(conjunction or opposition), they cause a solar tide 50 percent greater
than the largest caused by Jupiter. When Venus, earth and Jupiter are
all in line, the tidal effects of the three planets add together at any
point on the sun. In his calculations Wood left out the influence of
Mercury because that planet's
tidal effect has a three-month cycle, and so it would have little effect
on the 11-year sunspot cycle.
Wood plotted the tidal height fluctuations since 1750 for each interval
between dates of earth-Venus
conjunction and earth-Venus opposition against the smoothed monthly
number of sunspots for the center of each interval.
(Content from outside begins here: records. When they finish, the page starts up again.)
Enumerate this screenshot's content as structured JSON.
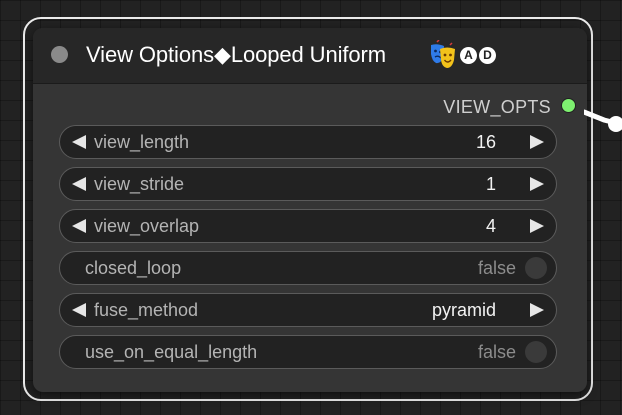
{
  "node": {
    "title": "View Options◆Looped Uniform",
    "icons": [
      "theater-masks-icon",
      "a-badge-icon",
      "d-badge-icon"
    ],
    "badges": [
      "A",
      "D"
    ],
    "output": {
      "label": "VIEW_OPTS",
      "color": "#7ef070"
    }
  },
  "widgets": [
    {
      "name": "view_length",
      "value": "16",
      "type": "number"
    },
    {
      "name": "view_stride",
      "value": "1",
      "type": "number"
    },
    {
      "name": "view_overlap",
      "value": "4",
      "type": "number"
    },
    {
      "name": "closed_loop",
      "value": "false",
      "type": "toggle"
    },
    {
      "name": "fuse_method",
      "value": "pyramid",
      "type": "combo"
    },
    {
      "name": "use_on_equal_length",
      "value": "false",
      "type": "toggle"
    }
  ]
}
The result is graphs
comparing the two data that seem to show a correlation between peak times
of tidal variation (rise or fall) and peak numbers of sunspots.
There is a small difference between tidal maxima and sunspot peaks, the error
of prediction of the peaks, as Wood calls it, which seems to vary
according to a 170- or 180-year cycle.
Assuming that this cycle in the
error of peak prediction is real, Wood publishes predictions of the
sunspot peak, derived from computation of the solar tides, for the next
130 years (12 sunspot cycles). But he does not suggest a mechanism
whereby the tides could influence the production of sunspots.
From The Science News-Letter, June 30, 1934:
Electrical "Tides" Suggested As Cause of Sunspots
THE FAMOUS eleven-year sunspot cycle which astronomers have been observing
for decades may be caused by the electrical interaction of the sun and
its neighboring planets, Venus, the earth, and Mercury.
that sunspots result from electrical "tides" - to use a moon
and earth analogy - was advanced by Fernando Sanford, emeritus professor
of physics at Stanford University before the Astronomical Society of
the Pacific at its meeting. The Society met in conjunction with the
American Association for the Advancement of Science at the University
All the planets have strong negative electric charges upon
them with respect to the sun. Since the planets move in orbits which take
them alternately near and away from the sun Prof. Sanford suggests that
at the nearest position the increase in electric field between various
solar bodies might produce the sunspots. If this situation is true, a
check of sunspot activity and the proximity of the planets to the sun
should show some correlation.
Studies of sunspot cycles from 1750 to 1928
show, the veteran scientist declared, the sought-after correlation
between sunspots and the periods of conjunction of Venus and the earth on
one hand; and Venus, Mercury and the earth on the other.
maintains that Venus and the earth are responsible for the eight-year
sunspot cycle while Venus, Mercury and the earth cause the more easily
recognized eleven-year cycle.